*** Records supplied ***
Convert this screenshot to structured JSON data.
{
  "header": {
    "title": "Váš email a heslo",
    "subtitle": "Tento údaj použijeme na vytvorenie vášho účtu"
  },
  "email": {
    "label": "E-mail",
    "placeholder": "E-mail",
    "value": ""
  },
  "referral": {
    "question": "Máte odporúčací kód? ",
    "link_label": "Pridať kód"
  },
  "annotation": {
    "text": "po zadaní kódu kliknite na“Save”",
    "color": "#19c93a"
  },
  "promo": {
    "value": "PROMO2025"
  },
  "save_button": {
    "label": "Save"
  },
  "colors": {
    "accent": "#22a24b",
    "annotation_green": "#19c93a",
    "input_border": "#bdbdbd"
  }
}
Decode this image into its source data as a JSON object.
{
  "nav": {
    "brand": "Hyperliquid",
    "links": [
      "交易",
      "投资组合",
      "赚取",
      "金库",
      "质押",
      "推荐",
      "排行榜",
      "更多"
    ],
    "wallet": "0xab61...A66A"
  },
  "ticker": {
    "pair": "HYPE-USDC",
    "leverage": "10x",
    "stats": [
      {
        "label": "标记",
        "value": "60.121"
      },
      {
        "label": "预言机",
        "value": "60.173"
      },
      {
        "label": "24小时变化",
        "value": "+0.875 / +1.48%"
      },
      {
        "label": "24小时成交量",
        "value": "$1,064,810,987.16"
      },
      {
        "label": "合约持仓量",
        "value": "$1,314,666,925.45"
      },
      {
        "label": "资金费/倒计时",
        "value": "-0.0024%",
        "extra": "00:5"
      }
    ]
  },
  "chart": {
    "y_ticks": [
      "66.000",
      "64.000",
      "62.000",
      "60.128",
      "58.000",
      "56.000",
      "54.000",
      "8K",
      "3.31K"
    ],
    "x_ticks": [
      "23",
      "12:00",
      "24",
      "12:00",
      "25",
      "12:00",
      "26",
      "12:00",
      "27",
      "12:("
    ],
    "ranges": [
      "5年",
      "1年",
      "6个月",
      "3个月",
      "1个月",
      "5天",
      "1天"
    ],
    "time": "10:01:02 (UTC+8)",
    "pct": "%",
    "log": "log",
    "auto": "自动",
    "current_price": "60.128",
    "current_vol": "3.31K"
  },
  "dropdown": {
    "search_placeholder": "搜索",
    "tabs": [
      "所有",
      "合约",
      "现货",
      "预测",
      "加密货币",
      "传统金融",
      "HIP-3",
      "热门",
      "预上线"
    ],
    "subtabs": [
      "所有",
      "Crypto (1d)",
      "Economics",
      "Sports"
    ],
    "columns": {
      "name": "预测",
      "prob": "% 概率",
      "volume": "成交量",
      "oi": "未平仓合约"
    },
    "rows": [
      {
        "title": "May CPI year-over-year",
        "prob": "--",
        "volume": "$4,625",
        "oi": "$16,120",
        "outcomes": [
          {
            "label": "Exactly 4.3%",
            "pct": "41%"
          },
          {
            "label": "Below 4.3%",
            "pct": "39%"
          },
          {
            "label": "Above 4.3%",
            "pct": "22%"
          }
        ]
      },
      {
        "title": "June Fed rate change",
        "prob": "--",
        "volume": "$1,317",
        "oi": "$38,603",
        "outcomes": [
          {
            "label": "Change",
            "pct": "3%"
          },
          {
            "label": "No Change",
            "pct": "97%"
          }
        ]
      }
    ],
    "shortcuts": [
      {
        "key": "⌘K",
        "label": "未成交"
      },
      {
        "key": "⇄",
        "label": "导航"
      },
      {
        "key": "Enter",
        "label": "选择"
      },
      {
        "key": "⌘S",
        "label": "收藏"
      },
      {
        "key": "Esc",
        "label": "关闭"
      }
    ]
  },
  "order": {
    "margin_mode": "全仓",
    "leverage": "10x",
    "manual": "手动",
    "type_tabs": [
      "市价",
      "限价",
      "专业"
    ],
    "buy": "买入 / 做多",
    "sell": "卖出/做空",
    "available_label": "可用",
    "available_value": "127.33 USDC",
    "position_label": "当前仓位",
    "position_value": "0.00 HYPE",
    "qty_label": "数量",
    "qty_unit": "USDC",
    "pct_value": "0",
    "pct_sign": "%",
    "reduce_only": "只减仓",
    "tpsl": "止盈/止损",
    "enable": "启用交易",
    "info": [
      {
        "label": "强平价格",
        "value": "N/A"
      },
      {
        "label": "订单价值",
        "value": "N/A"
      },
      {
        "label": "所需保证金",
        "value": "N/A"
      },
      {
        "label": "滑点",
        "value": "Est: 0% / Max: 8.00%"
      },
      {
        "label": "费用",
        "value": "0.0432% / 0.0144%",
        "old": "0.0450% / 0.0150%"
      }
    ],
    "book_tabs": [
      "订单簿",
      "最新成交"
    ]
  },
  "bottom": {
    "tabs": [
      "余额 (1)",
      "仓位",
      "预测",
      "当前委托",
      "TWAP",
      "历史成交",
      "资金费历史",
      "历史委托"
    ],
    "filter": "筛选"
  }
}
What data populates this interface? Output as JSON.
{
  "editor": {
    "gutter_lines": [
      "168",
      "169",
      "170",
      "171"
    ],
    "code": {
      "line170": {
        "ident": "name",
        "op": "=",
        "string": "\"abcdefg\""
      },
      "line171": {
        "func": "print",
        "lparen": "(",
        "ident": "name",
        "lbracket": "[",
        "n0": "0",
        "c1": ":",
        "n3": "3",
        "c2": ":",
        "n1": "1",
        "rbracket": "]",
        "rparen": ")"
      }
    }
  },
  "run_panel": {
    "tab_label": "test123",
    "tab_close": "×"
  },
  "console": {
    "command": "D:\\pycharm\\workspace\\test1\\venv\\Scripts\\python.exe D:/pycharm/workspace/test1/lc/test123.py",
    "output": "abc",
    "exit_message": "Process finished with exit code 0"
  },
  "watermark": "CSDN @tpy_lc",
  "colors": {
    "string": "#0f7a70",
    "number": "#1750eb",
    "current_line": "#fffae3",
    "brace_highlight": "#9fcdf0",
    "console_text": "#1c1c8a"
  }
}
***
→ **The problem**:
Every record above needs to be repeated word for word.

→ **Problem solution**:
Convert this screenshot to structured JSON data.
{
  "header": {
    "title": "Váš email a heslo",
    "subtitle": "Tento údaj použijeme na vytvorenie vášho účtu"
  },
  "email": {
    "label": "E-mail",
    "placeholder": "E-mail",
    "value": ""
  },
  "referral": {
    "question": "Máte odporúčací kód? ",
    "link_label": "Pridať kód"
  },
  "annotation": {
    "text": "po zadaní kódu kliknite na“Save”",
    "color": "#19c93a"
  },
  "promo": {
    "value": "PROMO2025"
  },
  "save_button": {
    "label": "Save"
  },
  "colors": {
    "accent": "#22a24b",
    "annotation_green": "#19c93a",
    "input_border": "#bdbdbd"
  }
}
Decode this image into its source data as a JSON object.
{
  "nav": {
    "brand": "Hyperliquid",
    "links": [
      "交易",
      "投资组合",
      "赚取",
      "金库",
      "质押",
      "推荐",
      "排行榜",
      "更多"
    ],
    "wallet": "0xab61...A66A"
  },
  "ticker": {
    "pair": "HYPE-USDC",
    "leverage": "10x",
    "stats": [
      {
        "label": "标记",
        "value": "60.121"
      },
      {
        "label": "预言机",
        "value": "60.173"
      },
      {
        "label": "24小时变化",
        "value": "+0.875 / +1.48%"
      },
      {
        "label": "24小时成交量",
        "value": "$1,064,810,987.16"
      },
      {
        "label": "合约持仓量",
        "value": "$1,314,666,925.45"
      },
      {
        "label": "资金费/倒计时",
        "value": "-0.0024%",
        "extra": "00:5"
      }
    ]
  },
  "chart": {
    "y_ticks": [
      "66.000",
      "64.000",
      "62.000",
      "60.128",
      "58.000",
      "56.000",
      "54.000",
      "8K",
      "3.31K"
    ],
    "x_ticks": [
      "23",
      "12:00",
      "24",
      "12:00",
      "25",
      "12:00",
      "26",
      "12:00",
      "27",
      "12:("
    ],
    "ranges": [
      "5年",
      "1年",
      "6个月",
      "3个月",
      "1个月",
      "5天",
      "1天"
    ],
    "time": "10:01:02 (UTC+8)",
    "pct": "%",
    "log": "log",
    "auto": "自动",
    "current_price": "60.128",
    "current_vol": "3.31K"
  },
  "dropdown": {
    "search_placeholder": "搜索",
    "tabs": [
      "所有",
      "合约",
      "现货",
      "预测",
      "加密货币",
      "传统金融",
      "HIP-3",
      "热门",
      "预上线"
    ],
    "subtabs": [
      "所有",
      "Crypto (1d)",
      "Economics",
      "Sports"
    ],
    "columns": {
      "name": "预测",
      "prob": "% 概率",
      "volume": "成交量",
      "oi": "未平仓合约"
    },
    "rows": [
      {
        "title": "May CPI year-over-year",
        "prob": "--",
        "volume": "$4,625",
        "oi": "$16,120",
        "outcomes": [
          {
            "label": "Exactly 4.3%",
            "pct": "41%"
          },
          {
            "label": "Below 4.3%",
            "pct": "39%"
          },
          {
            "label": "Above 4.3%",
            "pct": "22%"
          }
        ]
      },
      {
        "title": "June Fed rate change",
        "prob": "--",
        "volume": "$1,317",
        "oi": "$38,603",
        "outcomes": [
          {
            "label": "Change",
            "pct": "3%"
          },
          {
            "label": "No Change",
            "pct": "97%"
          }
        ]
      }
    ],
    "shortcuts": [
      {
        "key": "⌘K",
        "label": "未成交"
      },
      {
        "key": "⇄",
        "label": "导航"
      },
      {
        "key": "Enter",
        "label": "选择"
      },
      {
        "key": "⌘S",
        "label": "收藏"
      },
      {
        "key": "Esc",
        "label": "关闭"
      }
    ]
  },
  "order": {
    "margin_mode": "全仓",
    "leverage": "10x",
    "manual": "手动",
    "type_tabs": [
      "市价",
      "限价",
      "专业"
    ],
    "buy": "买入 / 做多",
    "sell": "卖出/做空",
    "available_label": "可用",
    "available_value": "127.33 USDC",
    "position_label": "当前仓位",
    "position_value": "0.00 HYPE",
    "qty_label": "数量",
    "qty_unit": "USDC",
    "pct_value": "0",
    "pct_sign": "%",
    "reduce_only": "只减仓",
    "tpsl": "止盈/止损",
    "enable": "启用交易",
    "info": [
      {
        "label": "强平价格",
        "value": "N/A"
      },
      {
        "label": "订单价值",
        "value": "N/A"
      },
      {
        "label": "所需保证金",
        "value": "N/A"
      },
      {
        "label": "滑点",
        "value": "Est: 0% / Max: 8.00%"
      },
      {
        "label": "费用",
        "value": "0.0432% / 0.0144%",
        "old": "0.0450% / 0.0150%"
      }
    ],
    "book_tabs": [
      "订单簿",
      "最新成交"
    ]
  },
  "bottom": {
    "tabs": [
      "余额 (1)",
      "仓位",
      "预测",
      "当前委托",
      "TWAP",
      "历史成交",
      "资金费历史",
      "历史委托"
    ],
    "filter": "筛选"
  }
}
What data populates this interface? Output as JSON.
{
  "editor": {
    "gutter_lines": [
      "168",
      "169",
      "170",
      "171"
    ],
    "code": {
      "line170": {
        "ident": "name",
        "op": "=",
        "string": "\"abcdefg\""
      },
      "line171": {
        "func": "print",
        "lparen": "(",
        "ident": "name",
        "lbracket": "[",
        "n0": "0",
        "c1": ":",
        "n3": "3",
        "c2": ":",
        "n1": "1",
        "rbracket": "]",
        "rparen": ")"
      }
    }
  },
  "run_panel": {
    "tab_label": "test123",
    "tab_close": "×"
  },
  "console": {
    "command": "D:\\pycharm\\workspace\\test1\\venv\\Scripts\\python.exe D:/pycharm/workspace/test1/lc/test123.py",
    "output": "abc",
    "exit_message": "Process finished with exit code 0"
  },
  "watermark": "CSDN @tpy_lc",
  "colors": {
    "string": "#0f7a70",
    "number": "#1750eb",
    "current_line": "#fffae3",
    "brace_highlight": "#9fcdf0",
    "console_text": "#1c1c8a"
  }
}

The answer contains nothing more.